[Data records for software interfaces]
[Start of section]

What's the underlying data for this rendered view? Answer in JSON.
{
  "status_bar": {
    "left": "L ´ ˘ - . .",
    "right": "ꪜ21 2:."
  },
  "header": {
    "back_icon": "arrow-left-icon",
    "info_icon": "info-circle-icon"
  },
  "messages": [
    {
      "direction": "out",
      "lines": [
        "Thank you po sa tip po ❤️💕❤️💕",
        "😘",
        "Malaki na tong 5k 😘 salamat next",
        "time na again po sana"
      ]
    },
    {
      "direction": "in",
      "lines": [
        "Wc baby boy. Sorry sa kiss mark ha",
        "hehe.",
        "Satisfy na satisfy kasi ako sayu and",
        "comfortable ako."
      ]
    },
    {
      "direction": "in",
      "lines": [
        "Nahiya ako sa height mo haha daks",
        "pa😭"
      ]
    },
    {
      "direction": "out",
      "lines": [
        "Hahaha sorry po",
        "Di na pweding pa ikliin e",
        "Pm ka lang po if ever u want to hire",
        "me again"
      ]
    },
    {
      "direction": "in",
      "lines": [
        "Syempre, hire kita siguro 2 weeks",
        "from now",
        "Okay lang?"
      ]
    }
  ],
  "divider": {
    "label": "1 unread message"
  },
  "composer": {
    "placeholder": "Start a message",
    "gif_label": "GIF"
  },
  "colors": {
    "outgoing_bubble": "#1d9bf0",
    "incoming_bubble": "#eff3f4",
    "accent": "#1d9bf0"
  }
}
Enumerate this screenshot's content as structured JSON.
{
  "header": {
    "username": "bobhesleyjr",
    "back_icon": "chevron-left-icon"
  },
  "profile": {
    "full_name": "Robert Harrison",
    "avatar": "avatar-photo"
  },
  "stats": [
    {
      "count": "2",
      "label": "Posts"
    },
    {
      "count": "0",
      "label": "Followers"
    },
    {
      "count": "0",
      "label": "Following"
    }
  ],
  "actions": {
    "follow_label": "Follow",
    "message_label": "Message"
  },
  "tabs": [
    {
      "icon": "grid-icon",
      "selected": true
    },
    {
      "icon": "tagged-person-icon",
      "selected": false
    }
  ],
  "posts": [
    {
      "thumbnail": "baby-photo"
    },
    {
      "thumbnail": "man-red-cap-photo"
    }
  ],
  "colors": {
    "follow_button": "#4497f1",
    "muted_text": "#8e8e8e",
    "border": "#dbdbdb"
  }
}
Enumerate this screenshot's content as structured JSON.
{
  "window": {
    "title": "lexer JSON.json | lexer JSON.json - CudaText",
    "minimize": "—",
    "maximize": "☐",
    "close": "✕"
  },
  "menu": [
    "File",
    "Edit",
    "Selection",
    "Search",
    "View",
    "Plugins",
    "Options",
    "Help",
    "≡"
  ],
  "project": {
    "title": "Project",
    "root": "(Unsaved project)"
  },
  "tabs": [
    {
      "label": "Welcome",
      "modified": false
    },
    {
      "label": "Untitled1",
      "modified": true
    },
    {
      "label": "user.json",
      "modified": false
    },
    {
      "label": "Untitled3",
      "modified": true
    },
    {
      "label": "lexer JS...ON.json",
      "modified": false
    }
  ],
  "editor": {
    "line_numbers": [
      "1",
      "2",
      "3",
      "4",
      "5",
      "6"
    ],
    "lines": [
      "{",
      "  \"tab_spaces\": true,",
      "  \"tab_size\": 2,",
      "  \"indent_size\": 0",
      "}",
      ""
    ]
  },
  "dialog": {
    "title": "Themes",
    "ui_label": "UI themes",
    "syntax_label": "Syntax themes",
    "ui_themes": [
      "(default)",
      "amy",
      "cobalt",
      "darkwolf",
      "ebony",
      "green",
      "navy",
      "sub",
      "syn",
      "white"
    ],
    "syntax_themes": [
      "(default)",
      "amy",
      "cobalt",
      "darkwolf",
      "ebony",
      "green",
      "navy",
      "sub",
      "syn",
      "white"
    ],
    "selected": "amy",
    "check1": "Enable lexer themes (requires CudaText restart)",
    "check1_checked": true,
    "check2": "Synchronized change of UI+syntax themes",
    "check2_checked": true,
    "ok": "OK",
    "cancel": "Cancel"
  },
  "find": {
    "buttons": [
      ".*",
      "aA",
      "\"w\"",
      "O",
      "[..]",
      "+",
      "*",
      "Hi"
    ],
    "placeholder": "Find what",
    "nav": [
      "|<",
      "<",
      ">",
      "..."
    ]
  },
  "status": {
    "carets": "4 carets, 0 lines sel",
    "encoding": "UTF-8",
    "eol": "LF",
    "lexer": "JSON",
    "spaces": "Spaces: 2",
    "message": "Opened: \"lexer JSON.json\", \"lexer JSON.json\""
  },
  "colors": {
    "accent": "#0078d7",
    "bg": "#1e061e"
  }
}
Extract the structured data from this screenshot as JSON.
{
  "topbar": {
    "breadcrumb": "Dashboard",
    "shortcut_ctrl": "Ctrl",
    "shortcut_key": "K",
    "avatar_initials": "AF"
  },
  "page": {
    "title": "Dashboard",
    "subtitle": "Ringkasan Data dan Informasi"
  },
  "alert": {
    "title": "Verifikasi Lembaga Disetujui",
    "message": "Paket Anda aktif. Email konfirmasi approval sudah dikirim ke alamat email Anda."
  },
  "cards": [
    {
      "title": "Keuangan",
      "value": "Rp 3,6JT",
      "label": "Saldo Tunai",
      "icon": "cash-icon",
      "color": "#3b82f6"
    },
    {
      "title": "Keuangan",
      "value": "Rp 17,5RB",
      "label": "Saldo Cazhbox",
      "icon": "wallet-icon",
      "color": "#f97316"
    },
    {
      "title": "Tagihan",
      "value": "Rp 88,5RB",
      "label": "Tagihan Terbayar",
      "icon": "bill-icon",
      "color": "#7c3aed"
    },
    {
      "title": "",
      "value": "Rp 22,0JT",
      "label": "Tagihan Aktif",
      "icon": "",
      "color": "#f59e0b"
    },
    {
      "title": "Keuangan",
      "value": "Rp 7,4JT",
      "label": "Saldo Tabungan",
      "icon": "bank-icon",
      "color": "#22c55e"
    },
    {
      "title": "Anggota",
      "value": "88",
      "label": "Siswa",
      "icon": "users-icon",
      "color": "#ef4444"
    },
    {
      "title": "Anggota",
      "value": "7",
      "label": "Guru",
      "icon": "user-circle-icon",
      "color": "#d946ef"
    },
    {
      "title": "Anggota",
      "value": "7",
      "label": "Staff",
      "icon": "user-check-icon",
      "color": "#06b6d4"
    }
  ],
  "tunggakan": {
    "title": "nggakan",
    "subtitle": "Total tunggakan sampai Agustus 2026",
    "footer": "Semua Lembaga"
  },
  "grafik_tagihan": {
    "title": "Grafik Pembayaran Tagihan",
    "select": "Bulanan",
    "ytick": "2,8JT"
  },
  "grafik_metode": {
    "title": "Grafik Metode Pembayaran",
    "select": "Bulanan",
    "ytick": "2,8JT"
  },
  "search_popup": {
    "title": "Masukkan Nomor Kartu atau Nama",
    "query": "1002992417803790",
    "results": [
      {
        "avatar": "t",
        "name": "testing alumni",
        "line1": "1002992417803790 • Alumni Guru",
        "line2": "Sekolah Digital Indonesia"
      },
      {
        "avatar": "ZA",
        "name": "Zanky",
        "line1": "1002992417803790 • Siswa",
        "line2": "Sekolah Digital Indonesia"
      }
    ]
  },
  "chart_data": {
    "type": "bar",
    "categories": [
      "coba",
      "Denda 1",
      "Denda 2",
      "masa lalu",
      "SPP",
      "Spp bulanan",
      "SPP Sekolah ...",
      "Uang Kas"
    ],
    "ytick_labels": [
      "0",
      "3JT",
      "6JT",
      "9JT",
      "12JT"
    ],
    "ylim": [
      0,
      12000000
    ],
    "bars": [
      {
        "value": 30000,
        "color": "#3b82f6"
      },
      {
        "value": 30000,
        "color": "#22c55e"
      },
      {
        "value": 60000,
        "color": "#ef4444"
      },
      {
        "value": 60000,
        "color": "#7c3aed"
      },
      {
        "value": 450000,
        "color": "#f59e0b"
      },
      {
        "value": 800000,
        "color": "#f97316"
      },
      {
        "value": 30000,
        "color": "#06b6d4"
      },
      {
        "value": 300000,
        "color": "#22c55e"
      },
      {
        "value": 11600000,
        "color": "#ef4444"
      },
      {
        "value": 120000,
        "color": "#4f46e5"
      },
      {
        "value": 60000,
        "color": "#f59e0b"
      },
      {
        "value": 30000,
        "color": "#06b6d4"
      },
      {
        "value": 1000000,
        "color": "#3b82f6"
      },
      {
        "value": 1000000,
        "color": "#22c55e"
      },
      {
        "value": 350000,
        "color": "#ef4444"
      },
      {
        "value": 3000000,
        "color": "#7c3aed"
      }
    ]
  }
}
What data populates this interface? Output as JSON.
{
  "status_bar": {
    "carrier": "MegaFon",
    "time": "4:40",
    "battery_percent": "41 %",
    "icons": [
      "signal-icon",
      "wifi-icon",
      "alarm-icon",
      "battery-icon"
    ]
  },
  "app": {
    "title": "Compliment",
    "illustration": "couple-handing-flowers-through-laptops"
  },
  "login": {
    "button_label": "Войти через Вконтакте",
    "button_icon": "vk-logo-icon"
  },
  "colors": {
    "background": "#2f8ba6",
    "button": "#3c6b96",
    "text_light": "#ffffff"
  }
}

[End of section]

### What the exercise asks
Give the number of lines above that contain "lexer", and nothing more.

### Written answer
5